*** Task material Section Begins ***

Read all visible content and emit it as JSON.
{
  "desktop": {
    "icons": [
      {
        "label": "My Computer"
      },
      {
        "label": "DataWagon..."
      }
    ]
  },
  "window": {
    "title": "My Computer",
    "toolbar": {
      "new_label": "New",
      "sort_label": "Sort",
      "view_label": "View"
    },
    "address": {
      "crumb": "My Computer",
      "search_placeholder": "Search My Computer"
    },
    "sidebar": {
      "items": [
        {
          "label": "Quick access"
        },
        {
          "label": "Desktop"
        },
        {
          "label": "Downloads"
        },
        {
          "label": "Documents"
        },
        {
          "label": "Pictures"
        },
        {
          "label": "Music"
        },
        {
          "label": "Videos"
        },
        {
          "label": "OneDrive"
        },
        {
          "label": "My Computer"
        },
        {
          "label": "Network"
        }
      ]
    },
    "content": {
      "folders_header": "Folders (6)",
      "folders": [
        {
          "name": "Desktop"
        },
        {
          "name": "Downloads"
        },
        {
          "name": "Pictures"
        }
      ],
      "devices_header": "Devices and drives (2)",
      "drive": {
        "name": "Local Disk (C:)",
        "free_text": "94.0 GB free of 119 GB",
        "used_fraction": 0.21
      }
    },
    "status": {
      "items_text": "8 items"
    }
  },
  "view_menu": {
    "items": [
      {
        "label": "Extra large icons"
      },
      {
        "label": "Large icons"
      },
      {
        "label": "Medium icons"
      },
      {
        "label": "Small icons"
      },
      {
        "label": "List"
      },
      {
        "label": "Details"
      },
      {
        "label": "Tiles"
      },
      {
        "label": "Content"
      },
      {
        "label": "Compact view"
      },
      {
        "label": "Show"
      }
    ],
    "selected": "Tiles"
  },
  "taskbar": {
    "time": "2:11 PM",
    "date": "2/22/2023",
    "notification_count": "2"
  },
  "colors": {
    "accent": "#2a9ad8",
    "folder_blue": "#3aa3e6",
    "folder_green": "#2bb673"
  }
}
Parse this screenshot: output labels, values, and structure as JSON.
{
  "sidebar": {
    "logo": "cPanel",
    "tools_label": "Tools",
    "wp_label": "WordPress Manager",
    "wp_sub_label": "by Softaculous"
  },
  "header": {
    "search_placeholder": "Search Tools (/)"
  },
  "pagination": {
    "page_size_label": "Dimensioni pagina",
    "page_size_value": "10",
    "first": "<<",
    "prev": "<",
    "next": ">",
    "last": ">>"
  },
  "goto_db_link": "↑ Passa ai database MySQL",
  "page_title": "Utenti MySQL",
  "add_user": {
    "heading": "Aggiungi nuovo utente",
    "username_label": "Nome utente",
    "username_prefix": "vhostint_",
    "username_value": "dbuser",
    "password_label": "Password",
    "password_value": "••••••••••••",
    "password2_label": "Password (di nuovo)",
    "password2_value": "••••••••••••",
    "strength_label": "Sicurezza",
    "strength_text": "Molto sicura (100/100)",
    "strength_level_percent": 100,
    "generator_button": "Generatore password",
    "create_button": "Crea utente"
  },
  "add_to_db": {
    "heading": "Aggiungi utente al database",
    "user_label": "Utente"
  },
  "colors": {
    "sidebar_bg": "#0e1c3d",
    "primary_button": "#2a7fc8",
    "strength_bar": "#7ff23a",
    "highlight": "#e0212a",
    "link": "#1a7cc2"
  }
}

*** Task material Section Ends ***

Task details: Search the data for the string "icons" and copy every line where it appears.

Finished task:
    "icons": [
        "label": "Extra large icons"
        "label": "Large icons"
        "label": "Medium icons"
        "label": "Small icons"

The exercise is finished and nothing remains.